This content is no longer actively maintained. It is provided as is, for anyone who may still be using these technologies, with no warranties or claims of accuracy with regard to the most recent product version or service release.

When a user requests a method such as starting an IM session, corresponding events are generated on the server and queued for interested clients to poll. For valid events, see Events.

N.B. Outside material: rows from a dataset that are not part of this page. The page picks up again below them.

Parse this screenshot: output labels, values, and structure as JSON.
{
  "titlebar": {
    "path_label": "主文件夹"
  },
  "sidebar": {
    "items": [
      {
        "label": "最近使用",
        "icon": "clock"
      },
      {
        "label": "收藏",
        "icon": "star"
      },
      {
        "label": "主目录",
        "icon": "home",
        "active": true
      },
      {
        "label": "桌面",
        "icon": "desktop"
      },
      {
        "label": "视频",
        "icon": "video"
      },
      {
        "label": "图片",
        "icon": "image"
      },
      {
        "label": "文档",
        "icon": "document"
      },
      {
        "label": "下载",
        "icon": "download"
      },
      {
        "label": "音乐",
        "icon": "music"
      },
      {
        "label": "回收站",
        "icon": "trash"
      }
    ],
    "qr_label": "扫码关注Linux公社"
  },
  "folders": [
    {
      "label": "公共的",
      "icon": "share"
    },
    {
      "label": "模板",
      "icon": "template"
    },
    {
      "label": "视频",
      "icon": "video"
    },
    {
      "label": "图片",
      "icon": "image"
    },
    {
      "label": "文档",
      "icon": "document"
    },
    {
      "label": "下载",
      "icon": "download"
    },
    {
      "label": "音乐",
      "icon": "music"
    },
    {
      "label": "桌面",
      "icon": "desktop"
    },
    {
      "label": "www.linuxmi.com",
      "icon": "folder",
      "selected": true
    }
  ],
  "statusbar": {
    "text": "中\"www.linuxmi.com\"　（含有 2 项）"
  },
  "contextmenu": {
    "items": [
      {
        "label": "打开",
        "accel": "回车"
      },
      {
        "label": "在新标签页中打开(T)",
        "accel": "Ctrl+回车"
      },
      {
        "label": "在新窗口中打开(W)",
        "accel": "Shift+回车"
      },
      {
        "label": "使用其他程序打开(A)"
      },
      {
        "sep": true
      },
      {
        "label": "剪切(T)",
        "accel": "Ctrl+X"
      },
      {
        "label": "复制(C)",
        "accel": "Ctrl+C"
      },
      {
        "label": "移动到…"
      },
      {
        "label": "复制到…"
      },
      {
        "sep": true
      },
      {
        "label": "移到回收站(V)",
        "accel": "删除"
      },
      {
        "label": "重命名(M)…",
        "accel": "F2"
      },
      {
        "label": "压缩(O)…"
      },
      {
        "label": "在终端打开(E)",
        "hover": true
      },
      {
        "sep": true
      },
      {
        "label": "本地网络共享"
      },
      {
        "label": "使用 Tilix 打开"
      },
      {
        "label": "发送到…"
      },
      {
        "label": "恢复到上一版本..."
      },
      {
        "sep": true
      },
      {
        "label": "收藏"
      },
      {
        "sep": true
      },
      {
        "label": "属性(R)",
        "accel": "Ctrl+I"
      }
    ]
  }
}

The ackIdcwaEvents element attribute is used to provide some reliability to the underlying HTTP protocol. The client must read and cache the ackId attribute every time a cwaEvents element is received from the Communicator Web Access Server. The server uses ackId to indicate the history of updates occurring on the server. The client uses ackId to verify that it has received the latest events from the Communicator Web Access Server. As an event bound for the Unified Communications session occurs, the Communicator Web Access Server increments the ackId by 1. When a client makes an HTTP GET request to receive events, it submits the latest ackId that it is aware of. The server compares the client-supplied value with the one maintained by itself. If the client-side ackId is equal to or greater than the server-side ackId, the server determines that the client has already received all the events and no further updates are pushed to the client. If the client-side token value is less than the server-side token value, the server returns all the updates that occurred after those represented by the last client ackId. This way the server can ensure that an interested client gets all the events the client should get, provided that the client passes the latest ackId cooperatively. If a client cheats by raising the token above the server-side value, the client does not receive any events until the server-side token catches up. If the client-side token is always set to zero, the client gets every update up to the current point every time an HTTP GET is made.

Events can be the result of a method request from the logged-on client or from user actions originated from other Communicator-compatible clients. Due to the asynchronous nature of the event process, a client cannot foresee when an event might be available. This means that the client must poll the server frequently and retrieves data whenever the data becomes available. If synchronous HTTP requests are used, they must be called in a loop from a dedicate thread.

The pollWaitTime period is set by the server and is load-dependent. When the server becomes busy, it increases the pollWaitTime value. When it is less busy, it decreases the pollWaitTime value. The server passes this time-out value to the client in every cwaEvents element. It is the best practice to write the client code in such a way that the next GET request is not made until the specified wait time elapses.

With asynchronous HTTP requests, a client is not required to create a polling thread for receiving events from a Communicator Web Access Server.

A client is responsible for parsing events, which can be accomplished by using various commonly used XML APIs.

A user can log on to a Communicator Web Access Server from multiple computers concurrently. This is called Multiple-Point-of-Presence (MPOP). In this situation, the Communicator Web Access Server must determine, on which computer (endpoint) the user is currently active. To aid Communicator Web Access Server in this determination, the Unified Communications API client must publish a machine state periodically. This state tells the Communicator Web Access Server if the user has been idle on the computer for a period of time, or if they are actively using the computer. Machine state is published whenever a client executes an HTTP GET request on the asynchronous data channel to poll for events. For more information, see Setting Up Data Channels.